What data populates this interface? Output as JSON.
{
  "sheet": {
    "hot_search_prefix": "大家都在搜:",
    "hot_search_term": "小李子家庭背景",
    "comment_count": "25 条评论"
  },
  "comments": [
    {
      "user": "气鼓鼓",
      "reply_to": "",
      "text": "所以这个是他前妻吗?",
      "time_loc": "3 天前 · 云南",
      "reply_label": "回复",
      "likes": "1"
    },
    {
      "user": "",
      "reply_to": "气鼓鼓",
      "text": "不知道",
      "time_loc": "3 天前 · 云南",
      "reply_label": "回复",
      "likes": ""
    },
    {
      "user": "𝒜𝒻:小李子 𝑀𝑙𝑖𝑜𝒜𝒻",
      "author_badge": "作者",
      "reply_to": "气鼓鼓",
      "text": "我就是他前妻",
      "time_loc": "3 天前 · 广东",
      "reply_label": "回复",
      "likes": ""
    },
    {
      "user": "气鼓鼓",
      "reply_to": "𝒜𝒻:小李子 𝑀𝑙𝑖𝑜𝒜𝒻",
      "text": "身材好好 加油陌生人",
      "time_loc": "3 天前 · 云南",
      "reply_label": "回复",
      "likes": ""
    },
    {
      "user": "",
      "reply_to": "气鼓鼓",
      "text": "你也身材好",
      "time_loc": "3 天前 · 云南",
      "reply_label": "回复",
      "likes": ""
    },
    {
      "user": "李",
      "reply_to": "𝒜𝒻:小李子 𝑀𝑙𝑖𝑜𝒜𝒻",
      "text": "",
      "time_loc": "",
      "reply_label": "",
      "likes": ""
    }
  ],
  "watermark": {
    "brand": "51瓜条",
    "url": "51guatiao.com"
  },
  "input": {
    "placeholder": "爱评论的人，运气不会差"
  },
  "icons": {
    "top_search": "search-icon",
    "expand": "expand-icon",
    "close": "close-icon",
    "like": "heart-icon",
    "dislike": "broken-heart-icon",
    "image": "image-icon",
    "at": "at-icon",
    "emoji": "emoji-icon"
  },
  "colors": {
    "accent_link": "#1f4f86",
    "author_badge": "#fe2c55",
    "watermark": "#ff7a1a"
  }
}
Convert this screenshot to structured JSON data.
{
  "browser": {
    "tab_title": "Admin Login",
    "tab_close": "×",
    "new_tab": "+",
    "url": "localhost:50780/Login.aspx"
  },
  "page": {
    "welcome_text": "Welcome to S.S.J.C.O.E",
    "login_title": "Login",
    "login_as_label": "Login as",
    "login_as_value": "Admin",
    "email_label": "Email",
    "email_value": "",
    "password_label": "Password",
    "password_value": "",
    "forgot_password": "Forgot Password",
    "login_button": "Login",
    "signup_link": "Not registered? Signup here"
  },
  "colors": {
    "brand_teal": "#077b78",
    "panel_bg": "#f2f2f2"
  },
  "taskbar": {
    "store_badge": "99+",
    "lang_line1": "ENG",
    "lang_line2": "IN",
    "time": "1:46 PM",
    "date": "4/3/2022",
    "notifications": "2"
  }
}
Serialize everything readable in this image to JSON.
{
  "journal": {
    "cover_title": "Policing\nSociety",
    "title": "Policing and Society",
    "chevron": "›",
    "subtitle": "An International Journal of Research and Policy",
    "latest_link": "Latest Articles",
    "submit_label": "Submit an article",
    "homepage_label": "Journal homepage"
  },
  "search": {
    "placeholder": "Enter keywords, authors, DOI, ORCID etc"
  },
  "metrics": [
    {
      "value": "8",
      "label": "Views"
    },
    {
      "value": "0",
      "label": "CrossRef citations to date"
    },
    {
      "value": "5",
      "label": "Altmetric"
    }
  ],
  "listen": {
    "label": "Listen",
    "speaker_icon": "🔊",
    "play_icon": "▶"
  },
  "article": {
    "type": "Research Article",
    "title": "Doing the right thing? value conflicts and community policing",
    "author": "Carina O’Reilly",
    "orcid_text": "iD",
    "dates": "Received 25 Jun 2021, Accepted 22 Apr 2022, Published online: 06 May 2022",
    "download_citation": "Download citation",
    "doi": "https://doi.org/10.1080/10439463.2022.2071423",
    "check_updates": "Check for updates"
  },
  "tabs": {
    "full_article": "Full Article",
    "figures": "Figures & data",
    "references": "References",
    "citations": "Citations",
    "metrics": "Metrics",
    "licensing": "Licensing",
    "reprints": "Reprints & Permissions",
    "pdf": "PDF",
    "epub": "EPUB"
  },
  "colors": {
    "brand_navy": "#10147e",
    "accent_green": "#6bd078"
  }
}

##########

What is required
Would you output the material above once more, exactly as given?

Answer area
What data populates this interface? Output as JSON.
{
  "sheet": {
    "hot_search_prefix": "大家都在搜:",
    "hot_search_term": "小李子家庭背景",
    "comment_count": "25 条评论"
  },
  "comments": [
    {
      "user": "气鼓鼓",
      "reply_to": "",
      "text": "所以这个是他前妻吗?",
      "time_loc": "3 天前 · 云南",
      "reply_label": "回复",
      "likes": "1"
    },
    {
      "user": "",
      "reply_to": "气鼓鼓",
      "text": "不知道",
      "time_loc": "3 天前 · 云南",
      "reply_label": "回复",
      "likes": ""
    },
    {
      "user": "𝒜𝒻:小李子 𝑀𝑙𝑖𝑜𝒜𝒻",
      "author_badge": "作者",
      "reply_to": "气鼓鼓",
      "text": "我就是他前妻",
      "time_loc": "3 天前 · 广东",
      "reply_label": "回复",
      "likes": ""
    },
    {
      "user": "气鼓鼓",
      "reply_to": "𝒜𝒻:小李子 𝑀𝑙𝑖𝑜𝒜𝒻",
      "text": "身材好好 加油陌生人",
      "time_loc": "3 天前 · 云南",
      "reply_label": "回复",
      "likes": ""
    },
    {
      "user": "",
      "reply_to": "气鼓鼓",
      "text": "你也身材好",
      "time_loc": "3 天前 · 云南",
      "reply_label": "回复",
      "likes": ""
    },
    {
      "user": "李",
      "reply_to": "𝒜𝒻:小李子 𝑀𝑙𝑖𝑜𝒜𝒻",
      "text": "",
      "time_loc": "",
      "reply_label": "",
      "likes": ""
    }
  ],
  "watermark": {
    "brand": "51瓜条",
    "url": "51guatiao.com"
  },
  "input": {
    "placeholder": "爱评论的人，运气不会差"
  },
  "icons": {
    "top_search": "search-icon",
    "expand": "expand-icon",
    "close": "close-icon",
    "like": "heart-icon",
    "dislike": "broken-heart-icon",
    "image": "image-icon",
    "at": "at-icon",
    "emoji": "emoji-icon"
  },
  "colors": {
    "accent_link": "#1f4f86",
    "author_badge": "#fe2c55",
    "watermark": "#ff7a1a"
  }
}
Convert this screenshot to structured JSON data.
{
  "browser": {
    "tab_title": "Admin Login",
    "tab_close": "×",
    "new_tab": "+",
    "url": "localhost:50780/Login.aspx"
  },
  "page": {
    "welcome_text": "Welcome to S.S.J.C.O.E",
    "login_title": "Login",
    "login_as_label": "Login as",
    "login_as_value": "Admin",
    "email_label": "Email",
    "email_value": "",
    "password_label": "Password",
    "password_value": "",
    "forgot_password": "Forgot Password",
    "login_button": "Login",
    "signup_link": "Not registered? Signup here"
  },
  "colors": {
    "brand_teal": "#077b78",
    "panel_bg": "#f2f2f2"
  },
  "taskbar": {
    "store_badge": "99+",
    "lang_line1": "ENG",
    "lang_line2": "IN",
    "time": "1:46 PM",
    "date": "4/3/2022",
    "notifications": "2"
  }
}
Serialize everything readable in this image to JSON.
{
  "journal": {
    "cover_title": "Policing\nSociety",
    "title": "Policing and Society",
    "chevron": "›",
    "subtitle": "An International Journal of Research and Policy",
    "latest_link": "Latest Articles",
    "submit_label": "Submit an article",
    "homepage_label": "Journal homepage"
  },
  "search": {
    "placeholder": "Enter keywords, authors, DOI, ORCID etc"
  },
  "metrics": [
    {
      "value": "8",
      "label": "Views"
    },
    {
      "value": "0",
      "label": "CrossRef citations to date"
    },
    {
      "value": "5",
      "label": "Altmetric"
    }
  ],
  "listen": {
    "label": "Listen",
    "speaker_icon": "🔊",
    "play_icon": "▶"
  },
  "article": {
    "type": "Research Article",
    "title": "Doing the right thing? value conflicts and community policing",
    "author": "Carina O’Reilly",
    "orcid_text": "iD",
    "dates": "Received 25 Jun 2021, Accepted 22 Apr 2022, Published online: 06 May 2022",
    "download_citation": "Download citation",
    "doi": "https://doi.org/10.1080/10439463.2022.2071423",
    "check_updates": "Check for updates"
  },
  "tabs": {
    "full_article": "Full Article",
    "figures": "Figures & data",
    "references": "References",
    "citations": "Citations",
    "metrics": "Metrics",
    "licensing": "Licensing",
    "reprints": "Reprints & Permissions",
    "pdf": "PDF",
    "epub": "EPUB"
  },
  "colors": {
    "brand_navy": "#10147e",
    "accent_green": "#6bd078"
  }
}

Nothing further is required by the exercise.